The Air Force's Aviator Retention Pay program — which replaced its old Aviator Continuation Pay program in 2013 — offers annual bonuses of between $10,000 and $25,000 to a variety of pilots and combat systems officers. Some of those aviators — such as 11F fighter pilots and 11U remotely piloted aircraft pilots — are eligible for a 50 percent lump sum paid up front, but others do not have that option. Aviation career incentive pay ranges from $125 per month to $840 per month.
About 73 percent of eligible pilots took the 2013 re-up bonuses.
"Enacting both measures would be greatly cost-effective in terms of the training costs retained, and doing so would help lower pilot attrition in all communities, and especially in the fighter community," Rand wrote.
Even if a pilot decides to leave active duty, the Air Force is attempting to make it an attractive option to stay in the Air National Guard or Air Force Reserve. Rand says the Air Force should let pilots keep bonuses if they transfer from active to reserve duty.
To keep its pilots interested in their work, the Air Force needs to increase training and flight hours, Welsh said.
"The key in the Air Force is to make sure the people that you have who fly airplanes are still challenged by it. That they still feel it is a demanding job, and they still feel they are necessary to protect the nation," Welsh said. "All that corny stuff matters to them. They believe their job is important. They believe they are as good as anybody has been in that job, and that's why I like them all. They believe that they are basically unbeatable in their domain.
"We want them to continue to feel that way. We want to make sure they continue to train to that level.

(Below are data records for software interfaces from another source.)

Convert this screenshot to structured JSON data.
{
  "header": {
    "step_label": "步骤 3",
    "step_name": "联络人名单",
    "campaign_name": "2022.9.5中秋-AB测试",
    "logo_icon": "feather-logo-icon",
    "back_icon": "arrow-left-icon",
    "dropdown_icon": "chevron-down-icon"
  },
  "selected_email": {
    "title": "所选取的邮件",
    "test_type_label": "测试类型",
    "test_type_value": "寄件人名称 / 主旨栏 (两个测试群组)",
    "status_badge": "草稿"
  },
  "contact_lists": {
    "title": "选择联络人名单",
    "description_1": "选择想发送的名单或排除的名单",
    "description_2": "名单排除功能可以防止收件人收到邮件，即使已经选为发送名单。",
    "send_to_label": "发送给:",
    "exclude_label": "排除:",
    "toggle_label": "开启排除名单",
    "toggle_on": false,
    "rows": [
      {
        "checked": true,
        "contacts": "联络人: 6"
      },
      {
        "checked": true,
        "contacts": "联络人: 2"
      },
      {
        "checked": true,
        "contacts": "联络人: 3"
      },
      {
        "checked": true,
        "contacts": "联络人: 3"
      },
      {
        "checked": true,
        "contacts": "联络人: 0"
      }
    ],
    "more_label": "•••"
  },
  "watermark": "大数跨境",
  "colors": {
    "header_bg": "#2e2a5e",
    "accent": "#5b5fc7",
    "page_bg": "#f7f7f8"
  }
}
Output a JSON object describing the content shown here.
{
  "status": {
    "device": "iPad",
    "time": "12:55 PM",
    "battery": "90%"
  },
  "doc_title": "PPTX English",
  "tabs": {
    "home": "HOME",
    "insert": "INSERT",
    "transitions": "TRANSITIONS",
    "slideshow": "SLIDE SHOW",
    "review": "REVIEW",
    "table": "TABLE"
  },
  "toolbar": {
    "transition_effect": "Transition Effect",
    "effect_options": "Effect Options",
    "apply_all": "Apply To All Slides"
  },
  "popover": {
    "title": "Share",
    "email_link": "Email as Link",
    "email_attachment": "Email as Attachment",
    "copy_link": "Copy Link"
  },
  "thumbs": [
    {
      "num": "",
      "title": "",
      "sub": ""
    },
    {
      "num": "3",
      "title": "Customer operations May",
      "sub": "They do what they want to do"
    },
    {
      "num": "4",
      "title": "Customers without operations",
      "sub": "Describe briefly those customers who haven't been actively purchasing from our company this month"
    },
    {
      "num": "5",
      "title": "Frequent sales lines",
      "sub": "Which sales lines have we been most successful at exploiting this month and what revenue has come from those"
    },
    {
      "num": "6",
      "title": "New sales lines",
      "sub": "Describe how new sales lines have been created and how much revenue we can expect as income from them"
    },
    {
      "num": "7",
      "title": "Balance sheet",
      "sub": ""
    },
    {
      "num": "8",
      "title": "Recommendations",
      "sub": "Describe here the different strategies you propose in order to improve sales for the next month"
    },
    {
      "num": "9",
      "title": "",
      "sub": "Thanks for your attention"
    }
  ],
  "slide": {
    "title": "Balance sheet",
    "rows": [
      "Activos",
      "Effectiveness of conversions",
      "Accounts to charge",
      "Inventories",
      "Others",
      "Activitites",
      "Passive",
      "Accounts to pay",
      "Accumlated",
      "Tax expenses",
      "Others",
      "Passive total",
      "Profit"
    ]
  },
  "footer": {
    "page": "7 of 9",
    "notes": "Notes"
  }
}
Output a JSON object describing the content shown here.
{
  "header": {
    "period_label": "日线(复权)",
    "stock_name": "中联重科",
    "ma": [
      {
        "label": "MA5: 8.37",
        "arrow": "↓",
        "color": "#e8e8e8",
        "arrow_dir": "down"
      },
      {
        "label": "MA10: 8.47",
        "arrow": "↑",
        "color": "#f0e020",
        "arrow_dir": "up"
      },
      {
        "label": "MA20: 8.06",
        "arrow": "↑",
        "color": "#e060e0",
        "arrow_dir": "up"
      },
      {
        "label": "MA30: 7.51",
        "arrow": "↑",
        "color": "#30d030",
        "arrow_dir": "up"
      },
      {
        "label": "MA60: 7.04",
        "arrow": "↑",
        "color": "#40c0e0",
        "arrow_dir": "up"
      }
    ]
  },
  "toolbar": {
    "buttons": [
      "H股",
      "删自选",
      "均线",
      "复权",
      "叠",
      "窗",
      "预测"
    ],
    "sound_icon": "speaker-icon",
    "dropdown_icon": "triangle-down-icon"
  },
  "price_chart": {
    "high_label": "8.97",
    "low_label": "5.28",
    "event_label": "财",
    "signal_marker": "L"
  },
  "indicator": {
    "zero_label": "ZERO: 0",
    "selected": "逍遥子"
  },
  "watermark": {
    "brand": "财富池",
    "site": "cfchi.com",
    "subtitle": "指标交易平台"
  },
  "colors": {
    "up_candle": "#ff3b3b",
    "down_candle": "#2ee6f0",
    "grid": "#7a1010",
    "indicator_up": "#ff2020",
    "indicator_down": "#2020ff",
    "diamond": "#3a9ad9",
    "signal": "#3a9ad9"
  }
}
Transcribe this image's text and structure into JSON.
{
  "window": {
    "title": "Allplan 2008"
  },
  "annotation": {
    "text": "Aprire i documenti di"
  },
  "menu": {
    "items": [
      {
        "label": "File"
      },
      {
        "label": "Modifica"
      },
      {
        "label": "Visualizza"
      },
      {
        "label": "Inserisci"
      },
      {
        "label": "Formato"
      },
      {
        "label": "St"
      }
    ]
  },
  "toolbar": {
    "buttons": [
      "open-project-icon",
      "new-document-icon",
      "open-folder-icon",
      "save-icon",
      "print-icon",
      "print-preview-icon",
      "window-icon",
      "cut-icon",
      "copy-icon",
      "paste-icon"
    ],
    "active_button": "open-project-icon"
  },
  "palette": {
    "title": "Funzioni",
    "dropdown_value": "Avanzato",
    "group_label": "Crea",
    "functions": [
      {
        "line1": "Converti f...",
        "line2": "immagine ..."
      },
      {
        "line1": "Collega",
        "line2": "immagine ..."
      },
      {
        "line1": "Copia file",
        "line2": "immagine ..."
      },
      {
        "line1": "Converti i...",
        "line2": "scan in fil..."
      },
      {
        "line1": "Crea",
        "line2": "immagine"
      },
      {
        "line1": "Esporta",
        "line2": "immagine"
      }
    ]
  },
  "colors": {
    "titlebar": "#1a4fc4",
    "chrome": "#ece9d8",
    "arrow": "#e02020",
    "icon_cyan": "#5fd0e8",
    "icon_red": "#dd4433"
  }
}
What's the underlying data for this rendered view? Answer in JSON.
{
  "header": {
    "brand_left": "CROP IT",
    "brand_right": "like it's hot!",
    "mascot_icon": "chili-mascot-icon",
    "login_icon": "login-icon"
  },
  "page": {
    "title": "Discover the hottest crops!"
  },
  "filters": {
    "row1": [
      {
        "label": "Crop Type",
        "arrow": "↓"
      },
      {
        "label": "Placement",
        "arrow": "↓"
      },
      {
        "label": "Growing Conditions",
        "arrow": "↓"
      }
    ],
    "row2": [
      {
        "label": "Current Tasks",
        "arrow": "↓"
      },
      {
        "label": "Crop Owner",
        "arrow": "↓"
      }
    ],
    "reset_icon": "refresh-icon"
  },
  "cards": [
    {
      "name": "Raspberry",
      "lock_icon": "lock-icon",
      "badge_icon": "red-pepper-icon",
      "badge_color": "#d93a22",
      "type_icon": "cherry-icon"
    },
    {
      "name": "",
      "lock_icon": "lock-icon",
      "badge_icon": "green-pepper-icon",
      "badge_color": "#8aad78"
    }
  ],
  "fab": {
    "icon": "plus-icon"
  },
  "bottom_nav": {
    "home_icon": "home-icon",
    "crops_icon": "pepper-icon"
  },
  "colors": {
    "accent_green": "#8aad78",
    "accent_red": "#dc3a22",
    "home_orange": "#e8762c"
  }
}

We want to demand of them to be that good. I've never heard a pilot complain about flying too much."
Stephen Losey and Jeff Schogol contributed.